Had this gallant motor cruiser not been attacked and nearly sunk by Israeli gunboats at night, out of sight of land, in winds force 4 to 5 with a three metre sea, it would doubtless still be seeking to serve the human rights of common people of Gaza. Yet from these humanitarian actions the Jerusalem Post correspondent has deduced “…these activists oppose the peace process and the creation of two states. They reject the secular government in Palestine, and have fought against it politically. They support Hamas, which has vowed to destroy the Jewish state.”
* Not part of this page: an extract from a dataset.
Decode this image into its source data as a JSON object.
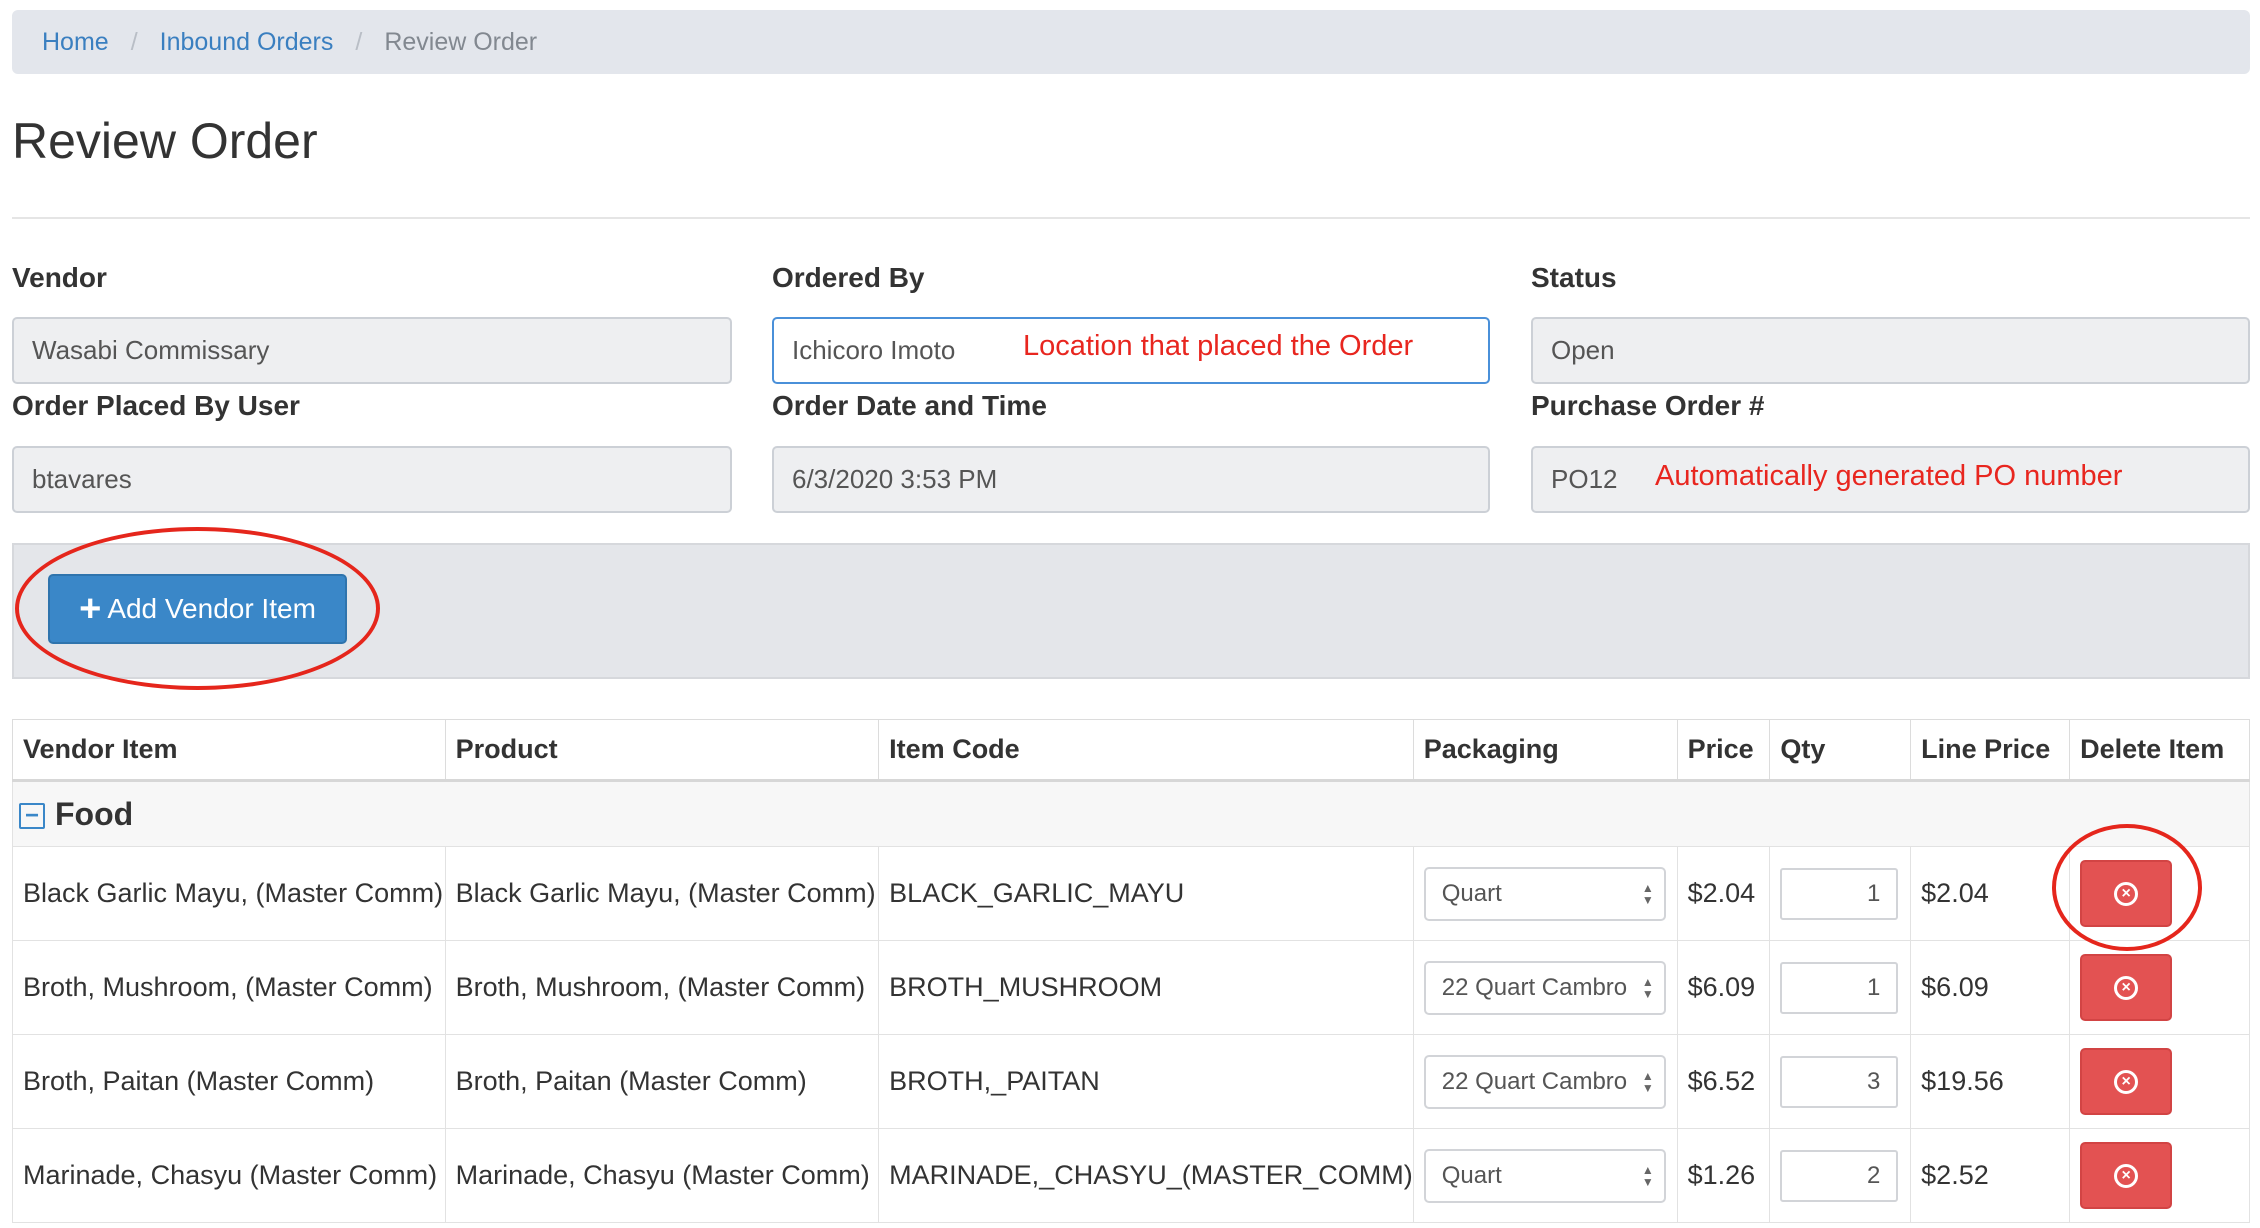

Mr Hanania’s solution to this threat to the Jewish state is for Greece to confiscate the supplies (under which article of international law he does not state) and deliver them to Gaza by the existing routes. That some of the supplies from last year’s flotilla are reported to have been dumped in a landfill site in the Negev may have escaped him. If he knows whether the thousands of tons of building materials on the ‘Rachel Corrie’ ever reached Gaza I would be very keen to know his sources. Because I have no knowledge of this having happened, despite sending enquiring emails to UNSCO, the UN agency entrusted with overseeing their arrival in Gaza. Perhaps he can also explain why brigands in one of the most immoral armies in the world stole many thousands of pounds in cash that was destined for charitable causes in Gaza. The fate of the 2005 Crossings Agreement between Israel and Palestine would suggest that trusting the word of an Israeli government to deliver goods to Gaza is the height of naivety, as most Palestinian activists are probably aware.
The article ends by saying “Most Palestinians and Israelis want a genuine peace. But we’re tired of the repeated failures of leaders who continue to sail on a political flotilla that can be more appropriately called the ‘Audacity of Hate’”. When writing this the author should have been aware that Benjamin Netanyahu had expressed similar sentiments just over a year previously when he had said of the ‘Rachel Corrie’, “this is not a love boat but a hate boat”. But as Cool Hand Luke said so succinctly to a fellow convict who was explaining why the vicious prison system was correct in punishing a new inmate for collapsing from heat exhaustion: “Those poor bosses need all the help they can get”.
– Richard Lightbown is a researcher and writer. He contributed this article to PalestineChronicle.com.